━━━━━ Exercise inputs ━━━━━

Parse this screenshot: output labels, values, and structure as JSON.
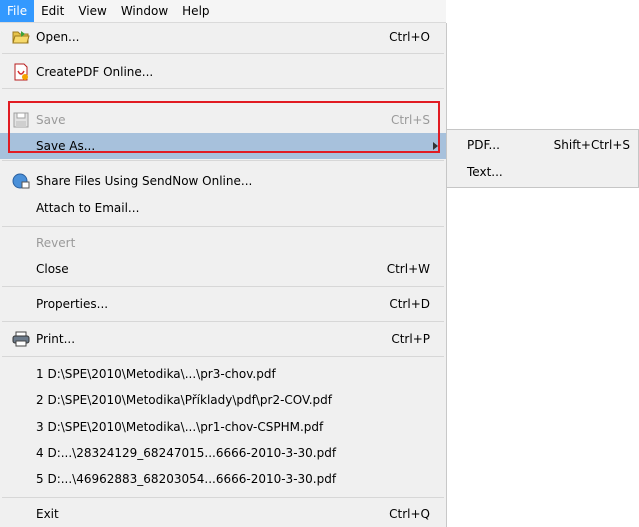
{
  "menubar": {
    "items": [
      "File",
      "Edit",
      "View",
      "Window",
      "Help"
    ],
    "active": "File"
  },
  "menu": {
    "items": [
      {
        "label": "Open...",
        "shortcut": "Ctrl+O",
        "icon": "folder-open-icon"
      },
      {
        "label": "CreatePDF Online...",
        "shortcut": "",
        "icon": "createpdf-icon"
      },
      {
        "label": "Save",
        "shortcut": "Ctrl+S",
        "icon": "save-disk-icon",
        "disabled": true
      },
      {
        "label": "Save As...",
        "shortcut": "",
        "icon": "",
        "highlighted": true,
        "has_submenu": true
      },
      {
        "label": "Share Files Using SendNow Online...",
        "shortcut": "",
        "icon": "sendnow-icon"
      },
      {
        "label": "Attach to Email...",
        "shortcut": "",
        "icon": ""
      },
      {
        "label": "Revert",
        "shortcut": "",
        "icon": "",
        "disabled": true
      },
      {
        "label": "Close",
        "shortcut": "Ctrl+W",
        "icon": ""
      },
      {
        "label": "Properties...",
        "shortcut": "Ctrl+D",
        "icon": ""
      },
      {
        "label": "Print...",
        "shortcut": "Ctrl+P",
        "icon": "printer-icon"
      },
      {
        "label": "1 D:\\SPE\\2010\\Metodika\\...\\pr3-chov.pdf",
        "shortcut": "",
        "icon": ""
      },
      {
        "label": "2 D:\\SPE\\2010\\Metodika\\Příklady\\pdf\\pr2-COV.pdf",
        "shortcut": "",
        "icon": ""
      },
      {
        "label": "3 D:\\SPE\\2010\\Metodika\\...\\pr1-chov-CSPHM.pdf",
        "shortcut": "",
        "icon": ""
      },
      {
        "label": "4 D:...\\28324129_68247015...6666-2010-3-30.pdf",
        "shortcut": "",
        "icon": ""
      },
      {
        "label": "5 D:...\\46962883_68203054...6666-2010-3-30.pdf",
        "shortcut": "",
        "icon": ""
      },
      {
        "label": "Exit",
        "shortcut": "Ctrl+Q",
        "icon": ""
      }
    ]
  },
  "submenu": {
    "items": [
      {
        "label": "PDF...",
        "shortcut": "Shift+Ctrl+S"
      },
      {
        "label": "Text...",
        "shortcut": ""
      }
    ]
  },
  "colors": {
    "highlight": "#a7c1dc",
    "active_menu": "#3399ff",
    "annotation_box": "#e11b22"
  }
}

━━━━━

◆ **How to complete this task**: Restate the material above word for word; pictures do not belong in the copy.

◆ **Problem solution**:
Parse this screenshot: output labels, values, and structure as JSON.
{
  "menubar": {
    "items": [
      "File",
      "Edit",
      "View",
      "Window",
      "Help"
    ],
    "active": "File"
  },
  "menu": {
    "items": [
      {
        "label": "Open...",
        "shortcut": "Ctrl+O",
        "icon": "folder-open-icon"
      },
      {
        "label": "CreatePDF Online...",
        "shortcut": "",
        "icon": "createpdf-icon"
      },
      {
        "label": "Save",
        "shortcut": "Ctrl+S",
        "icon": "save-disk-icon",
        "disabled": true
      },
      {
        "label": "Save As...",
        "shortcut": "",
        "icon": "",
        "highlighted": true,
        "has_submenu": true
      },
      {
        "label": "Share Files Using SendNow Online...",
        "shortcut": "",
        "icon": "sendnow-icon"
      },
      {
        "label": "Attach to Email...",
        "shortcut": "",
        "icon": ""
      },
      {
        "label": "Revert",
        "shortcut": "",
        "icon": "",
        "disabled": true
      },
      {
        "label": "Close",
        "shortcut": "Ctrl+W",
        "icon": ""
      },
      {
        "label": "Properties...",
        "shortcut": "Ctrl+D",
        "icon": ""
      },
      {
        "label": "Print...",
        "shortcut": "Ctrl+P",
        "icon": "printer-icon"
      },
      {
        "label": "1 D:\\SPE\\2010\\Metodika\\...\\pr3-chov.pdf",
        "shortcut": "",
        "icon": ""
      },
      {
        "label": "2 D:\\SPE\\2010\\Metodika\\Příklady\\pdf\\pr2-COV.pdf",
        "shortcut": "",
        "icon": ""
      },
      {
        "label": "3 D:\\SPE\\2010\\Metodika\\...\\pr1-chov-CSPHM.pdf",
        "shortcut": "",
        "icon": ""
      },
      {
        "label": "4 D:...\\28324129_68247015...6666-2010-3-30.pdf",
        "shortcut": "",
        "icon": ""
      },
      {
        "label": "5 D:...\\46962883_68203054...6666-2010-3-30.pdf",
        "shortcut": "",
        "icon": ""
      },
      {
        "label": "Exit",
        "shortcut": "Ctrl+Q",
        "icon": ""
      }
    ]
  },
  "submenu": {
    "items": [
      {
        "label": "PDF...",
        "shortcut": "Shift+Ctrl+S"
      },
      {
        "label": "Text...",
        "shortcut": ""
      }
    ]
  },
  "colors": {
    "highlight": "#a7c1dc",
    "active_menu": "#3399ff",
    "annotation_box": "#e11b22"
  }
}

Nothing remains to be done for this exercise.